Directions for this task >>
Word for word, write the records out again, but omit each picture.

Data records >>

- - - - -

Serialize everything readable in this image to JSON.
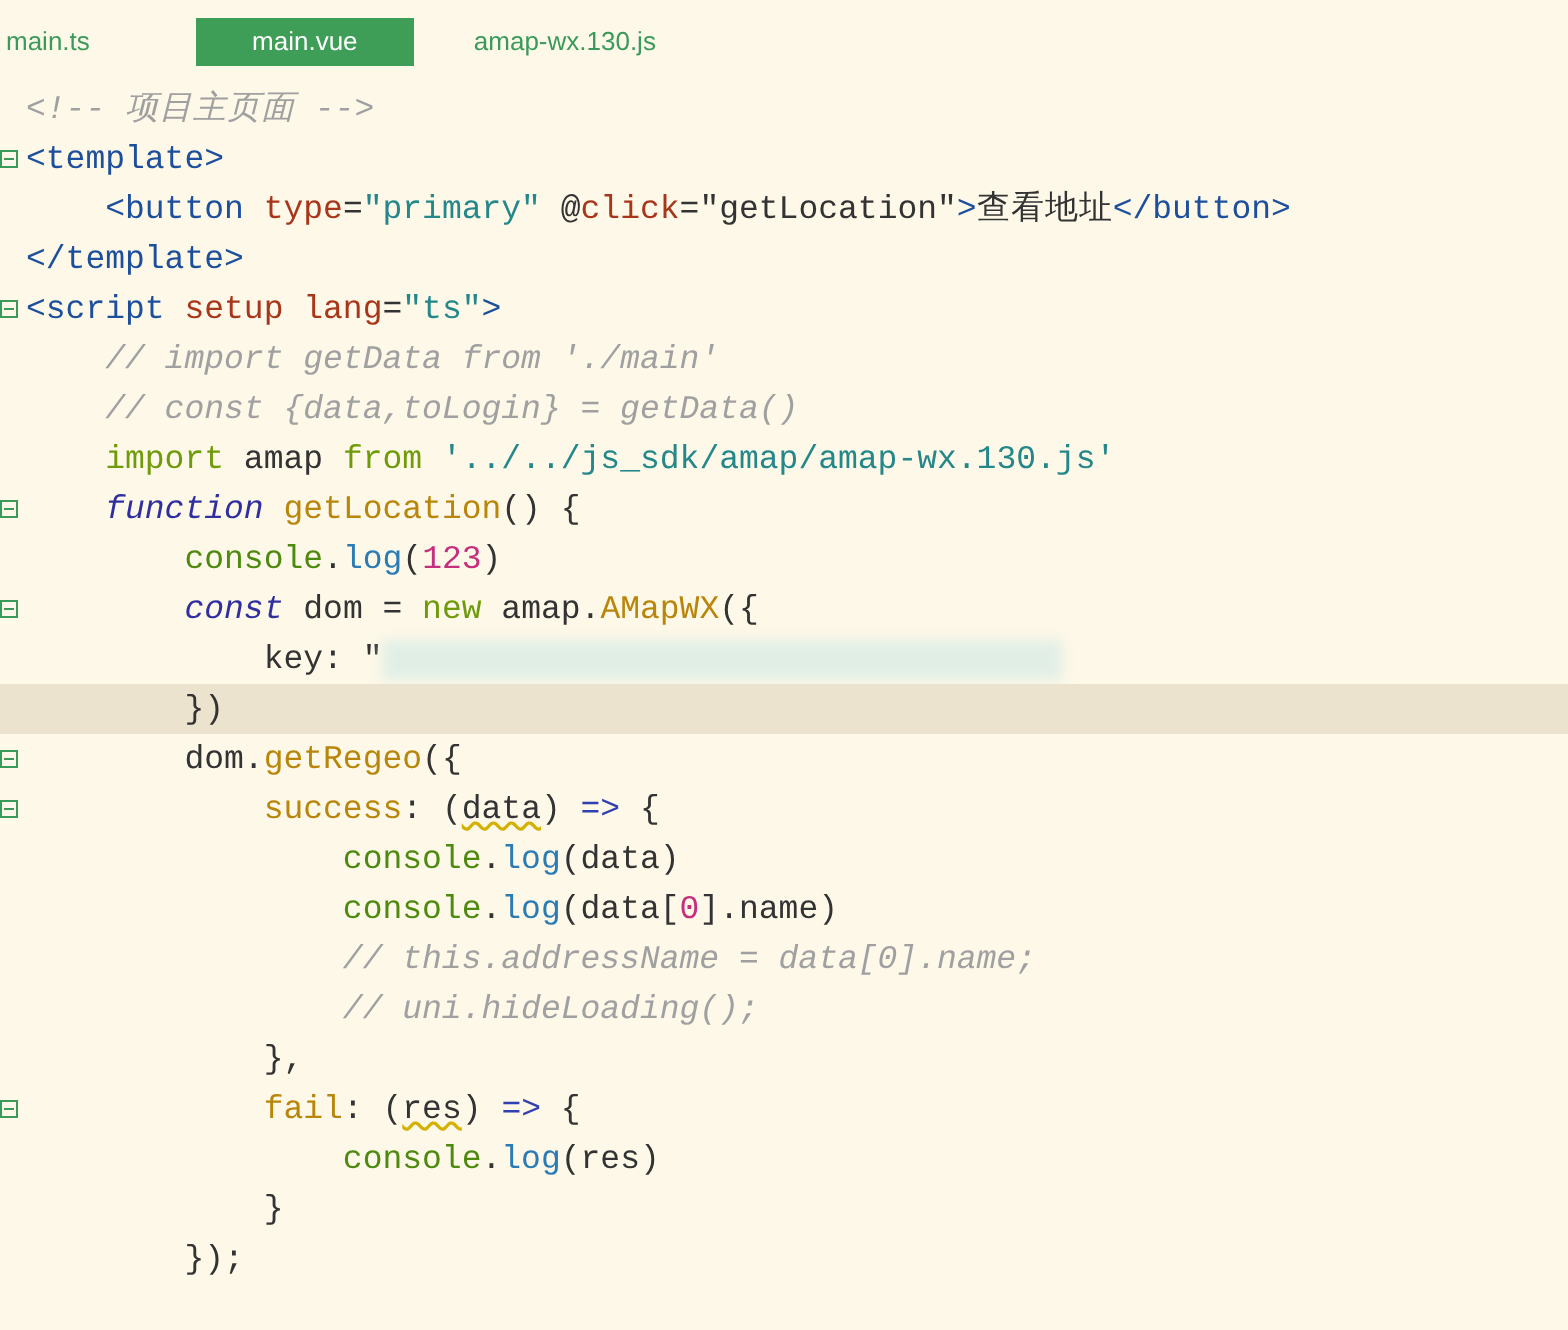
{
  "tabs": [
    {
      "label": "main.ts",
      "selected": false
    },
    {
      "label": "main.vue",
      "selected": true
    },
    {
      "label": "amap-wx.130.js",
      "selected": false
    }
  ],
  "editor": {
    "lines": [
      {
        "tokens": [
          {
            "kind": "comment",
            "text": "<!-- 项目主页面 -->"
          }
        ]
      },
      {
        "fold": true,
        "tokens": [
          {
            "kind": "tag",
            "text": "<template>"
          }
        ]
      },
      {
        "tokens": [
          {
            "kind": "tag",
            "text": "    <button "
          },
          {
            "kind": "attr",
            "text": "type"
          },
          {
            "kind": "plain",
            "text": "="
          },
          {
            "kind": "string",
            "text": "\"primary\""
          },
          {
            "kind": "plain",
            "text": " @"
          },
          {
            "kind": "attr",
            "text": "click"
          },
          {
            "kind": "plain",
            "text": "=\"getLocation\""
          },
          {
            "kind": "tag",
            "text": ">"
          },
          {
            "kind": "plain",
            "text": "查看地址"
          },
          {
            "kind": "tag",
            "text": "</button>"
          }
        ]
      },
      {
        "tokens": [
          {
            "kind": "tag",
            "text": "</template>"
          }
        ]
      },
      {
        "fold": true,
        "tokens": [
          {
            "kind": "tag",
            "text": "<script "
          },
          {
            "kind": "attr",
            "text": "setup lang"
          },
          {
            "kind": "plain",
            "text": "="
          },
          {
            "kind": "string",
            "text": "\"ts\""
          },
          {
            "kind": "tag",
            "text": ">"
          }
        ]
      },
      {
        "tokens": [
          {
            "kind": "comment",
            "text": "    // import getData from './main'"
          }
        ]
      },
      {
        "tokens": [
          {
            "kind": "comment",
            "text": "    // const {data,toLogin} = getData()"
          }
        ]
      },
      {
        "tokens": [
          {
            "kind": "keyword",
            "text": "    import"
          },
          {
            "kind": "plain",
            "text": " amap "
          },
          {
            "kind": "keyword",
            "text": "from "
          },
          {
            "kind": "string",
            "text": "'../../js_sdk/amap/amap-wx.130.js'"
          }
        ]
      },
      {
        "fold": true,
        "tokens": [
          {
            "kind": "storage",
            "text": "    function "
          },
          {
            "kind": "function",
            "text": "getLocation"
          },
          {
            "kind": "plain",
            "text": "() {"
          }
        ]
      },
      {
        "tokens": [
          {
            "kind": "object",
            "text": "        console"
          },
          {
            "kind": "plain",
            "text": "."
          },
          {
            "kind": "method",
            "text": "log"
          },
          {
            "kind": "plain",
            "text": "("
          },
          {
            "kind": "number",
            "text": "123"
          },
          {
            "kind": "plain",
            "text": ")"
          }
        ]
      },
      {
        "fold": true,
        "tokens": [
          {
            "kind": "storage",
            "text": "        const"
          },
          {
            "kind": "plain",
            "text": " dom = "
          },
          {
            "kind": "keyword",
            "text": "new"
          },
          {
            "kind": "plain",
            "text": " amap."
          },
          {
            "kind": "function",
            "text": "AMapWX"
          },
          {
            "kind": "plain",
            "text": "({"
          }
        ]
      },
      {
        "redacted": true,
        "tokens": [
          {
            "kind": "plain",
            "text": "            key: \""
          }
        ]
      },
      {
        "highlighted": true,
        "tokens": [
          {
            "kind": "plain",
            "text": "        })"
          }
        ]
      },
      {
        "fold": true,
        "tokens": [
          {
            "kind": "plain",
            "text": "        dom."
          },
          {
            "kind": "function",
            "text": "getRegeo"
          },
          {
            "kind": "plain",
            "text": "({"
          }
        ]
      },
      {
        "fold": true,
        "tokens": [
          {
            "kind": "function",
            "text": "            success"
          },
          {
            "kind": "plain",
            "text": ": ("
          },
          {
            "kind": "warned",
            "text": "data"
          },
          {
            "kind": "plain",
            "text": ") "
          },
          {
            "kind": "operator",
            "text": "=>"
          },
          {
            "kind": "plain",
            "text": " {"
          }
        ]
      },
      {
        "tokens": [
          {
            "kind": "object",
            "text": "                console"
          },
          {
            "kind": "plain",
            "text": "."
          },
          {
            "kind": "method",
            "text": "log"
          },
          {
            "kind": "plain",
            "text": "(data)"
          }
        ]
      },
      {
        "tokens": [
          {
            "kind": "object",
            "text": "                console"
          },
          {
            "kind": "plain",
            "text": "."
          },
          {
            "kind": "method",
            "text": "log"
          },
          {
            "kind": "plain",
            "text": "(data["
          },
          {
            "kind": "number",
            "text": "0"
          },
          {
            "kind": "plain",
            "text": "].name)"
          }
        ]
      },
      {
        "tokens": [
          {
            "kind": "comment",
            "text": "                // this.addressName = data[0].name;"
          }
        ]
      },
      {
        "tokens": [
          {
            "kind": "comment",
            "text": "                // uni.hideLoading();"
          }
        ]
      },
      {
        "tokens": [
          {
            "kind": "plain",
            "text": "            },"
          }
        ]
      },
      {
        "fold": true,
        "tokens": [
          {
            "kind": "function",
            "text": "            fail"
          },
          {
            "kind": "plain",
            "text": ": ("
          },
          {
            "kind": "warned",
            "text": "res"
          },
          {
            "kind": "plain",
            "text": ") "
          },
          {
            "kind": "operator",
            "text": "=>"
          },
          {
            "kind": "plain",
            "text": " {"
          }
        ]
      },
      {
        "tokens": [
          {
            "kind": "object",
            "text": "                console"
          },
          {
            "kind": "plain",
            "text": "."
          },
          {
            "kind": "method",
            "text": "log"
          },
          {
            "kind": "plain",
            "text": "(res)"
          }
        ]
      },
      {
        "tokens": [
          {
            "kind": "plain",
            "text": "            }"
          }
        ]
      },
      {
        "tokens": [
          {
            "kind": "plain",
            "text": "        });"
          }
        ]
      }
    ]
  }
}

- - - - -

Response to this task >>
Serialize everything readable in this image to JSON.
{
  "tabs": [
    {
      "label": "main.ts",
      "selected": false
    },
    {
      "label": "main.vue",
      "selected": true
    },
    {
      "label": "amap-wx.130.js",
      "selected": false
    }
  ],
  "editor": {
    "lines": [
      {
        "tokens": [
          {
            "kind": "comment",
            "text": "<!-- 项目主页面 -->"
          }
        ]
      },
      {
        "fold": true,
        "tokens": [
          {
            "kind": "tag",
            "text": "<template>"
          }
        ]
      },
      {
        "tokens": [
          {
            "kind": "tag",
            "text": "    <button "
          },
          {
            "kind": "attr",
            "text": "type"
          },
          {
            "kind": "plain",
            "text": "="
          },
          {
            "kind": "string",
            "text": "\"primary\""
          },
          {
            "kind": "plain",
            "text": " @"
          },
          {
            "kind": "attr",
            "text": "click"
          },
          {
            "kind": "plain",
            "text": "=\"getLocation\""
          },
          {
            "kind": "tag",
            "text": ">"
          },
          {
            "kind": "plain",
            "text": "查看地址"
          },
          {
            "kind": "tag",
            "text": "</button>"
          }
        ]
      },
      {
        "tokens": [
          {
            "kind": "tag",
            "text": "</template>"
          }
        ]
      },
      {
        "fold": true,
        "tokens": [
          {
            "kind": "tag",
            "text": "<script "
          },
          {
            "kind": "attr",
            "text": "setup lang"
          },
          {
            "kind": "plain",
            "text": "="
          },
          {
            "kind": "string",
            "text": "\"ts\""
          },
          {
            "kind": "tag",
            "text": ">"
          }
        ]
      },
      {
        "tokens": [
          {
            "kind": "comment",
            "text": "    // import getData from './main'"
          }
        ]
      },
      {
        "tokens": [
          {
            "kind": "comment",
            "text": "    // const {data,toLogin} = getData()"
          }
        ]
      },
      {
        "tokens": [
          {
            "kind": "keyword",
            "text": "    import"
          },
          {
            "kind": "plain",
            "text": " amap "
          },
          {
            "kind": "keyword",
            "text": "from "
          },
          {
            "kind": "string",
            "text": "'../../js_sdk/amap/amap-wx.130.js'"
          }
        ]
      },
      {
        "fold": true,
        "tokens": [
          {
            "kind": "storage",
            "text": "    function "
          },
          {
            "kind": "function",
            "text": "getLocation"
          },
          {
            "kind": "plain",
            "text": "() {"
          }
        ]
      },
      {
        "tokens": [
          {
            "kind": "object",
            "text": "        console"
          },
          {
            "kind": "plain",
            "text": "."
          },
          {
            "kind": "method",
            "text": "log"
          },
          {
            "kind": "plain",
            "text": "("
          },
          {
            "kind": "number",
            "text": "123"
          },
          {
            "kind": "plain",
            "text": ")"
          }
        ]
      },
      {
        "fold": true,
        "tokens": [
          {
            "kind": "storage",
            "text": "        const"
          },
          {
            "kind": "plain",
            "text": " dom = "
          },
          {
            "kind": "keyword",
            "text": "new"
          },
          {
            "kind": "plain",
            "text": " amap."
          },
          {
            "kind": "function",
            "text": "AMapWX"
          },
          {
            "kind": "plain",
            "text": "({"
          }
        ]
      },
      {
        "redacted": true,
        "tokens": [
          {
            "kind": "plain",
            "text": "            key: \""
          }
        ]
      },
      {
        "highlighted": true,
        "tokens": [
          {
            "kind": "plain",
            "text": "        })"
          }
        ]
      },
      {
        "fold": true,
        "tokens": [
          {
            "kind": "plain",
            "text": "        dom."
          },
          {
            "kind": "function",
            "text": "getRegeo"
          },
          {
            "kind": "plain",
            "text": "({"
          }
        ]
      },
      {
        "fold": true,
        "tokens": [
          {
            "kind": "function",
            "text": "            success"
          },
          {
            "kind": "plain",
            "text": ": ("
          },
          {
            "kind": "warned",
            "text": "data"
          },
          {
            "kind": "plain",
            "text": ") "
          },
          {
            "kind": "operator",
            "text": "=>"
          },
          {
            "kind": "plain",
            "text": " {"
          }
        ]
      },
      {
        "tokens": [
          {
            "kind": "object",
            "text": "                console"
          },
          {
            "kind": "plain",
            "text": "."
          },
          {
            "kind": "method",
            "text": "log"
          },
          {
            "kind": "plain",
            "text": "(data)"
          }
        ]
      },
      {
        "tokens": [
          {
            "kind": "object",
            "text": "                console"
          },
          {
            "kind": "plain",
            "text": "."
          },
          {
            "kind": "method",
            "text": "log"
          },
          {
            "kind": "plain",
            "text": "(data["
          },
          {
            "kind": "number",
            "text": "0"
          },
          {
            "kind": "plain",
            "text": "].name)"
          }
        ]
      },
      {
        "tokens": [
          {
            "kind": "comment",
            "text": "                // this.addressName = data[0].name;"
          }
        ]
      },
      {
        "tokens": [
          {
            "kind": "comment",
            "text": "                // uni.hideLoading();"
          }
        ]
      },
      {
        "tokens": [
          {
            "kind": "plain",
            "text": "            },"
          }
        ]
      },
      {
        "fold": true,
        "tokens": [
          {
            "kind": "function",
            "text": "            fail"
          },
          {
            "kind": "plain",
            "text": ": ("
          },
          {
            "kind": "warned",
            "text": "res"
          },
          {
            "kind": "plain",
            "text": ") "
          },
          {
            "kind": "operator",
            "text": "=>"
          },
          {
            "kind": "plain",
            "text": " {"
          }
        ]
      },
      {
        "tokens": [
          {
            "kind": "object",
            "text": "                console"
          },
          {
            "kind": "plain",
            "text": "."
          },
          {
            "kind": "method",
            "text": "log"
          },
          {
            "kind": "plain",
            "text": "(res)"
          }
        ]
      },
      {
        "tokens": [
          {
            "kind": "plain",
            "text": "            }"
          }
        ]
      },
      {
        "tokens": [
          {
            "kind": "plain",
            "text": "        });"
          }
        ]
      }
    ]
  }
}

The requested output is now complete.